__Try it__.
Please report every line in the material below where the word "text" is found.

· · ·

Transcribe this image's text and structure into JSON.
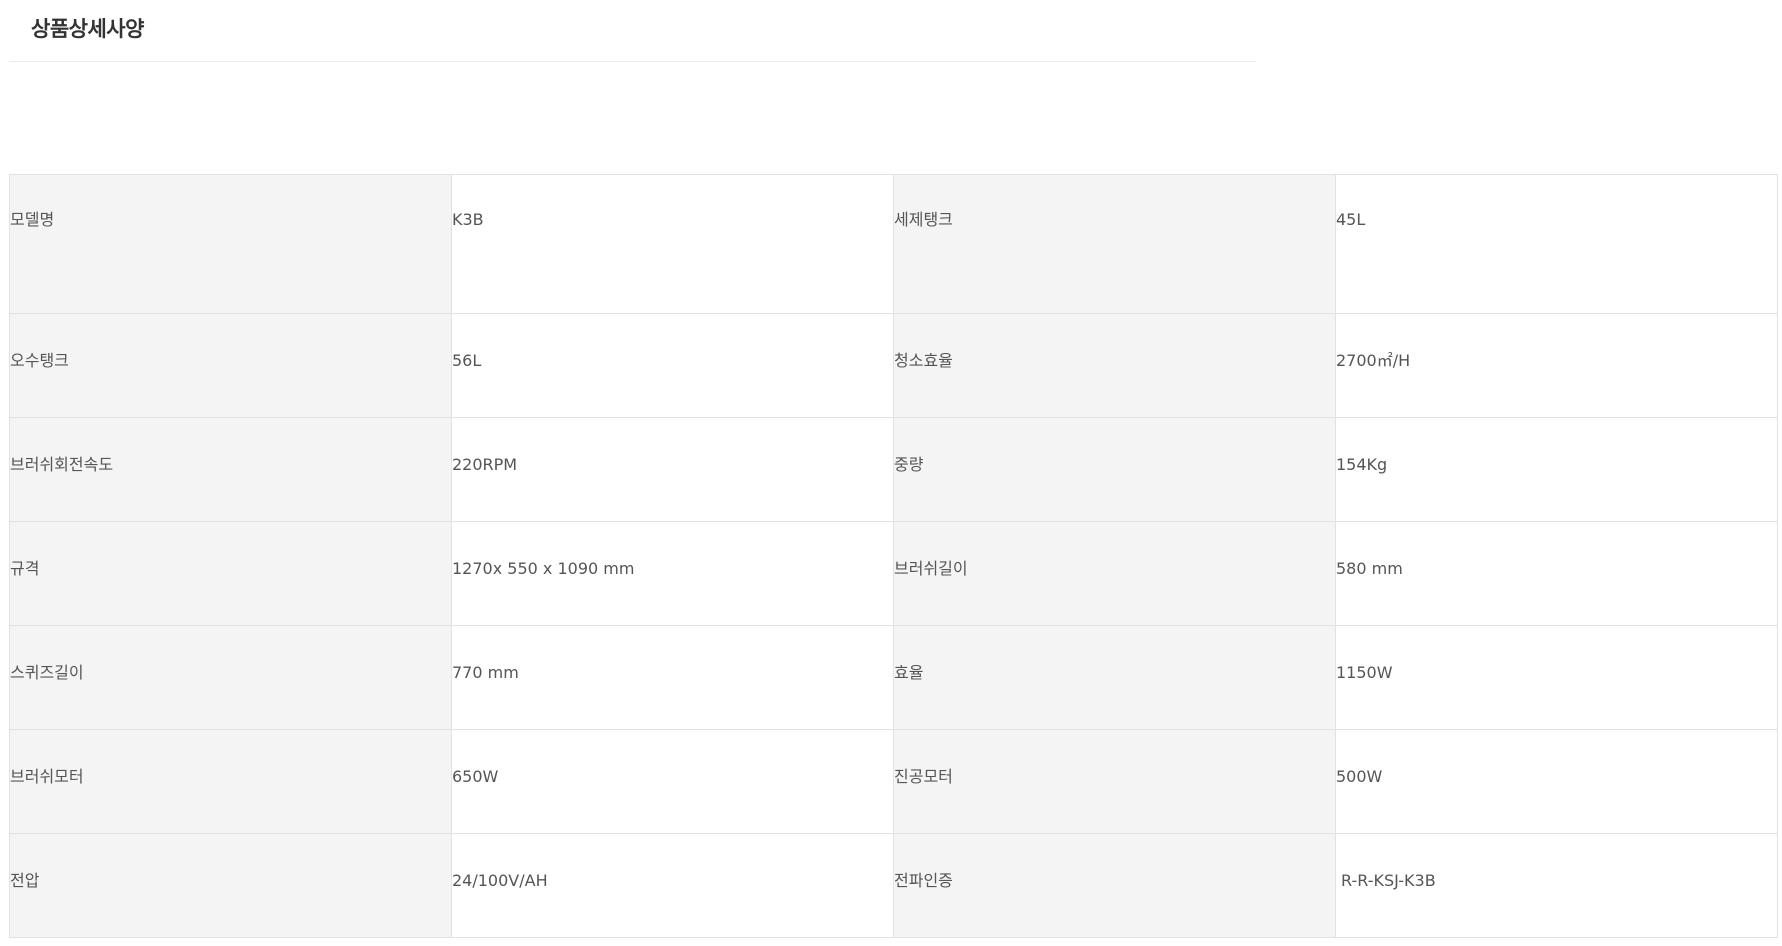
{
  "header": {
    "title": "상품상세사양"
  },
  "specs": {
    "rows": [
      {
        "label1": "모델명",
        "value1": "K3B",
        "label2": "세제탱크",
        "value2": "45L"
      },
      {
        "label1": "오수탱크",
        "value1": "56L",
        "label2": "청소효율",
        "value2": "2700㎡/H"
      },
      {
        "label1": "브러쉬회전속도",
        "value1": "220RPM",
        "label2": "중량",
        "value2": "154Kg"
      },
      {
        "label1": "규격",
        "value1": "1270x 550 x 1090 mm",
        "label2": "브러쉬길이",
        "value2": "580 mm"
      },
      {
        "label1": "스퀴즈길이",
        "value1": "770 mm",
        "label2": "효율",
        "value2": "1150W"
      },
      {
        "label1": "브러쉬모터",
        "value1": "650W",
        "label2": "진공모터",
        "value2": "500W"
      },
      {
        "label1": "전압",
        "value1": "24/100V/AH",
        "label2": "전파인증",
        "value2": "R-R-KSJ-K3B"
      }
    ]
  },
  "colors": {
    "label_bg": "#f4f4f4",
    "border": "#e2e2e2",
    "text": "#555555",
    "title": "#333333"
  }
}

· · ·

__Response area__.
Transcribe this image's text and structure into JSON.
    "text": "#555555",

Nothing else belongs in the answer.